When Merle Haggard and Kris Kristofferson take the Verizon stage for tonight's "Who's More Grizzled?"
grudge match, they'll bring with them a century of experience as two of the most iconoclastic, poetic voices in popular song, country or any other genre. No disrespect to Kristofferson (four words: "Sunday Morning Comin' Down"
; okay, eight: "Me and Bobby McGee"
), it's Haggard - now all of 72 years young - who's been the real beacon for us lately.
Even the bottle lets us down sometimes, but the Hag never does. Rocks Off has spent the past few days combing one of the true jewels of our collection, Capitol's 1996 box set Down Every Road (100 songs! Buy it!)
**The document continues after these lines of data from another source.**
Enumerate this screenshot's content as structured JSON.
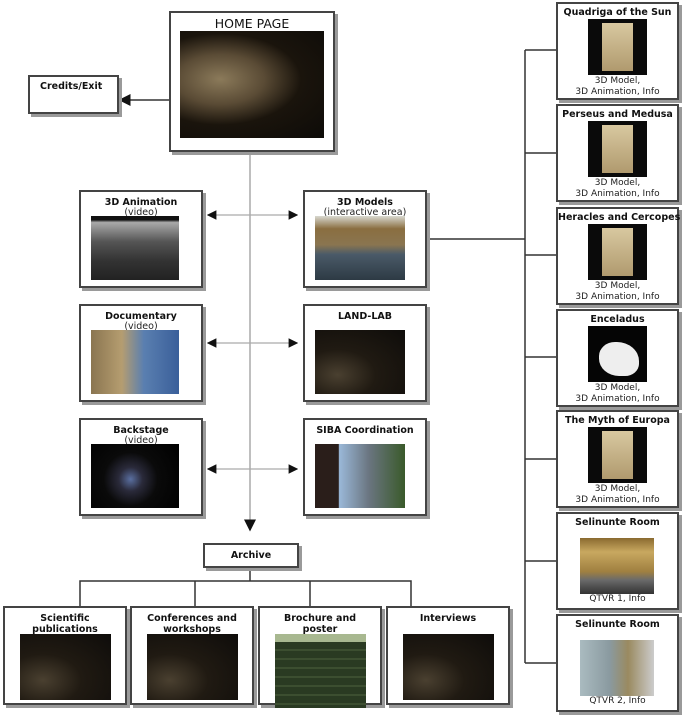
{
  "home": {
    "title": "HOME PAGE"
  },
  "credits": {
    "title": "Credits/Exit"
  },
  "sections": [
    {
      "title": "3D Animation",
      "sub": "(video)"
    },
    {
      "title": "3D Models",
      "sub": "(interactive area)"
    },
    {
      "title": "Documentary",
      "sub": "(video)"
    },
    {
      "title": "LAND-LAB",
      "sub": ""
    },
    {
      "title": "Backstage",
      "sub": "(video)"
    },
    {
      "title": "SIBA Coordination",
      "sub": ""
    }
  ],
  "archive": {
    "title": "Archive",
    "items": [
      {
        "title": "Scientific publications"
      },
      {
        "title": "Conferences and workshops"
      },
      {
        "title": "Brochure and poster"
      },
      {
        "title": "Interviews"
      }
    ]
  },
  "models": [
    {
      "title": "Quadriga of the Sun",
      "caption": "3D Model,\n3D Animation, Info"
    },
    {
      "title": "Perseus and Medusa",
      "caption": "3D Model,\n3D Animation, Info"
    },
    {
      "title": "Heracles and Cercopes",
      "caption": "3D Model,\n3D Animation, Info"
    },
    {
      "title": "Enceladus",
      "caption": "3D Model,\n3D Animation, Info"
    },
    {
      "title": "The Myth of Europa",
      "caption": "3D Model,\n3D Animation, Info"
    },
    {
      "title": "Selinunte Room",
      "caption": "QTVR 1, Info"
    },
    {
      "title": "Selinunte Room",
      "caption": "QTVR 2, Info"
    }
  ],
  "colors": {
    "border": "#444444",
    "connector": "#333333",
    "trunk": "#aaaaaa"
  }
}
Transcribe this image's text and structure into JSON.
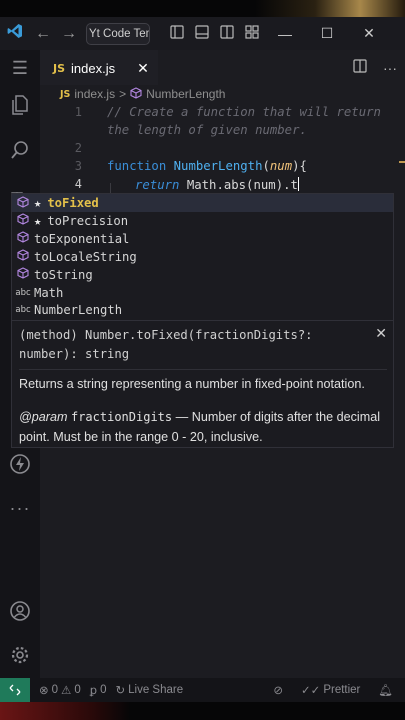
{
  "titlebar": {
    "app_icon": "vscode-logo-icon",
    "back_icon": "arrow-left-icon",
    "forward_icon": "arrow-right-icon",
    "search_text": "Yt Code Temp",
    "layout_icons": [
      "toggle-primary-sidebar-icon",
      "toggle-panel-icon",
      "toggle-secondary-sidebar-icon",
      "customize-layout-icon"
    ],
    "window_controls": [
      "minimize-icon",
      "maximize-icon",
      "close-icon"
    ]
  },
  "activity_bar": {
    "items": [
      "menu-icon",
      "explorer-icon",
      "search-icon",
      "extensions-icon",
      "thunder-client-icon",
      "more-icon",
      "account-icon",
      "settings-gear-icon"
    ]
  },
  "tab": {
    "badge": "JS",
    "label": "index.js",
    "close_glyph": "✕"
  },
  "breadcrumb": {
    "badge": "JS",
    "file": "index.js",
    "separator": ">",
    "symbol": "NumberLength"
  },
  "editor": {
    "line_numbers": [
      "1",
      "2",
      "3",
      "4"
    ],
    "line1_comment": "// Create a function that will return",
    "line1_wrap": "the length of given number.",
    "line3_kw": "function",
    "line3_name": "NumberLength",
    "line3_open": "(",
    "line3_param": "num",
    "line3_close": "){",
    "line4_ret": "return",
    "line4_code": " Math.abs(",
    "line4_arg": "num",
    "line4_tail": ").t"
  },
  "suggestions": [
    {
      "icon": "method-cube-icon",
      "star": "★",
      "label": "toFixed",
      "highlight": true,
      "selected": true
    },
    {
      "icon": "method-cube-icon",
      "star": "★",
      "label": "toPrecision",
      "highlight": false,
      "selected": false
    },
    {
      "icon": "method-cube-icon",
      "star": "",
      "label": "toExponential",
      "highlight": false,
      "selected": false
    },
    {
      "icon": "method-cube-icon",
      "star": "",
      "label": "toLocaleString",
      "highlight": false,
      "selected": false
    },
    {
      "icon": "method-cube-icon",
      "star": "",
      "label": "toString",
      "highlight": false,
      "selected": false
    },
    {
      "icon": "text-abc-icon",
      "star": "",
      "label": "Math",
      "highlight": false,
      "selected": false
    },
    {
      "icon": "text-abc-icon",
      "star": "",
      "label": "NumberLength",
      "highlight": false,
      "selected": false
    }
  ],
  "details": {
    "signature": "(method) Number.toFixed(fractionDigits?: number): string",
    "close_glyph": "✕",
    "description": "Returns a string representing a number in fixed-point notation.",
    "param_tag": "@param",
    "param_name": "fractionDigits",
    "param_desc": " — Number of digits after the decimal point. Must be in the range 0 - 20, inclusive."
  },
  "status_bar": {
    "errors": "0",
    "warnings": "0",
    "ports": "0",
    "live_share": "Live Share",
    "prettier": "Prettier"
  },
  "colors": {
    "accent_blue": "#3a9bd8",
    "js_yellow": "#e3c04a",
    "keyword": "#3a8ed8",
    "param": "#f0c27a",
    "remote_green": "#1f7a5a"
  }
}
, for Merle's pearls of wisdom on all manner of subjects. If this makes us like our dad
, we couldn't be happier. Stay, and teach me to forget.
Bars and Taverns
A popular setting for some of Haggard's earliest breakthrough singles, which in turn became among the defining songs for honky-tonk as we know it today. A less common subject in his later years, Haggard periodically returned to the barstool whenever he needed a drink. We can relate.
Set the standard for honky-tonk tunes about barrooms as second homes. "In here the atmosphere's just right for heartaches/ And thanks to you I'm always here 'til closing time."
"Tonight the Bottle Let Me Down":
Sooner or later, we've all been here. "Tonight your memory found me much too sober/ Couldn't drink enough to keep you off my mind." One of the greatest couplets in country-music history.
"I Think I'll Just Stay Here and Drink":
Ornery as ever, Hag turns being kicked out of the house into a one-man barstool party, with a tasty saxophone break to boot. "Ain't no woman gonna change the way I think/ Think I'll just stay here and drink."
Freedom and Individuality
A straight shooter until the end, Haggard has always called 'em exactly like he's seen 'em no matter who he pisses off. Still does.
"Okie from Muskogee":
Arguably Hag's best-known song - although not his biggest hit - "Okie" struck a chord with Richard Nixon's small-town "silent majority" and peaked just outside the Billboard
Top 40 in 1970. "We don't burn our draft cards down on Main Street/ We like livin' right and bein' free."
"I Take a Lot of Pride In What I Am":
Haggard draws on his hardscrabble early years to draft as good a manifesto as anyone can in less than three minutes. "I've never been nobody's idol, but at least I got a title/ I take a lot of pride in what I am."
"The Running Kind":
Once a rolling stone, always a rolling stone. "Every front door found me hoping I would find the back door open/ There just had to be an exit for the running kind."